Lately, we; the ladies of the Forum, have been trying to look for new projects. Unfortunately, there are many ideas which never come to fruition because of limited funding.
One of our recent endeavors has been to train Palestinian women as discussion leaders in our dialogue encounters.
This remains a difficult task as most Palestinian women have an important narrative and message, but speak neither Hebrew nor English. Successful implementation of the project will require good translators, as well as a fair deal of patience and tolerance.
Recently, Seham and I met a group of Bedouin women who participate in a social and economic empowerment group. The goal of the gathering and overall project is to support each woman’s entrepreneurial endeavors. Through the project, women participate in weekly meetings, where they listen to lectures on different subjects such as family, politics, and education.
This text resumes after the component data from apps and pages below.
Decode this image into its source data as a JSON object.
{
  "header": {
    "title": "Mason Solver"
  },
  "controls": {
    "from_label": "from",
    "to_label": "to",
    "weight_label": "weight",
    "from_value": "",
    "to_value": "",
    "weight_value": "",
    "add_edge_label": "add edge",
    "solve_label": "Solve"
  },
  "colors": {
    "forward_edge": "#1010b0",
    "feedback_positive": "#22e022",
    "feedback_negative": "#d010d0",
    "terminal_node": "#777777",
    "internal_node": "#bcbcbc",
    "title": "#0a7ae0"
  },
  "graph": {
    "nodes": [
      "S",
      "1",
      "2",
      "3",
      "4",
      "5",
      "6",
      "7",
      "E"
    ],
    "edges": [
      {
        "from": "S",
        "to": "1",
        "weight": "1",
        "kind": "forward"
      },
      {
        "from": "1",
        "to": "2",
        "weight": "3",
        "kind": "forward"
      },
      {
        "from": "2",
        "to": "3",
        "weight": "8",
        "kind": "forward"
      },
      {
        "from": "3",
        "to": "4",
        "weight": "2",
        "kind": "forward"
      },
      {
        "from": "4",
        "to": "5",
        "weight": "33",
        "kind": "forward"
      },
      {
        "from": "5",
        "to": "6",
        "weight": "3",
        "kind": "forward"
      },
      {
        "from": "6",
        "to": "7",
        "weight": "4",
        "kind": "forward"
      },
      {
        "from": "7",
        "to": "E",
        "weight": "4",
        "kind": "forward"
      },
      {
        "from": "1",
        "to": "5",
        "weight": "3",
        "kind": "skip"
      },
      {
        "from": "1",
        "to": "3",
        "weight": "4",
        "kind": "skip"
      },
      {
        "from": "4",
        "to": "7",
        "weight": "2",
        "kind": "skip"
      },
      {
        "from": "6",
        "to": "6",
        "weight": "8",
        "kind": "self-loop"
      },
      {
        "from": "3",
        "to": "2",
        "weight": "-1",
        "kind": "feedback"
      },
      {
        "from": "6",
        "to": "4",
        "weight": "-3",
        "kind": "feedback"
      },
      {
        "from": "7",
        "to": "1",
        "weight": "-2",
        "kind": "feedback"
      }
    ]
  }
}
We were fortunate enough to be invited to one of these gatherings. For us, it was an opportunity to convey the forum’s message. In addition, the event which was conducted mostly in Arabic allowed us to let PCFF women who do not usually conduct dialogue encounters, participate in a meeting..
Um Ahmad, Seham and Amana greeted me at Kiryat Gat (a town in south Israel) with hugs and kisses after the two "usual" hours of waiting at the checkpoint.
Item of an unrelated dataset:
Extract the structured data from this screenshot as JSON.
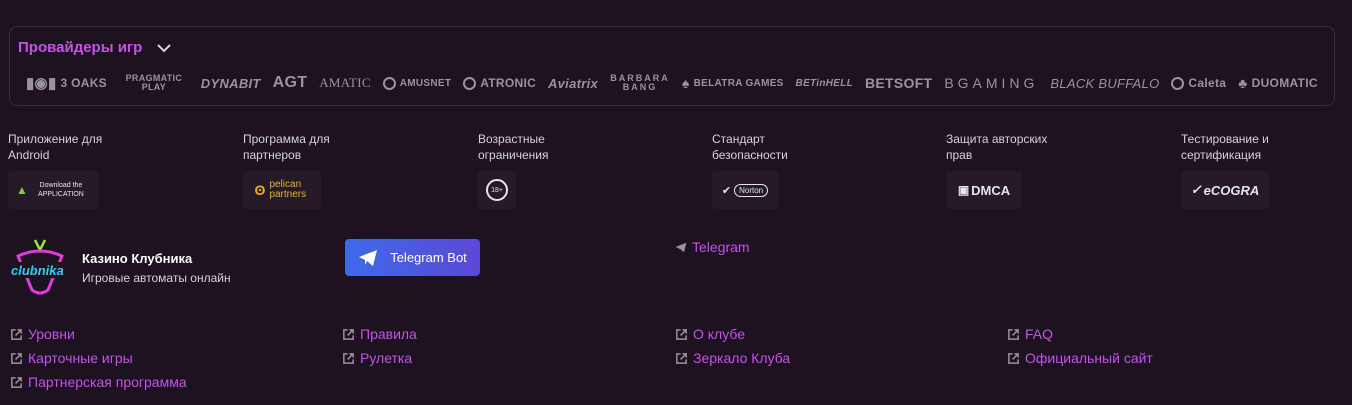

Right, Seham, left, a member of the PCFF, Nitza
We were warmly welcomed at the Community Center Library by a group of twenty women. Most participants were garbed in traditional dress and demonstrated curiosity. Most of them spoke basic Hebrew. A few including the woman who coordinated the meeting and was my loyal translator, spoke in proficient Hebrew.
After a brief introduction, personal stories were shared. Amana and Um Ahmad told of their experiences in an Israeli prison, their families, and how they came to the PCFF.
During the narration of personal stories and subsequent discussion, many women asked questions. Some inquiries concerned our message, why people don't hear about us more and whether we are trying to influence politicians.
Questions also reflected the differences between Palestinians in the occupied territories and Palestinians in Israel. Responses reflected the manner in which each group perceives itself, and the role it chooses to undertake in the promotion of peace. Indeed, such was evident in a poignant question asked by a Bedouin woman: “Why did you come to us? What can we, Israeli Bedouin women, do?”
In response, all of us, emphasized that all participating women could pass on the things they had learned during the meeting. That like everyone, they too have a responsibility to and influence over the future of the land we all share.
After the meeting there was time for personal conversation and heartwarming words of appreciation. Later, the Director of Community Center shared his life story and we all enjoyed a tasty makluba.
Left, Zurit. Right, a member of the PCFF, Salwa.
Wrote: Tsurit Sarig
Photo: Eyal Ben-Yaish
Translation: Roni Druks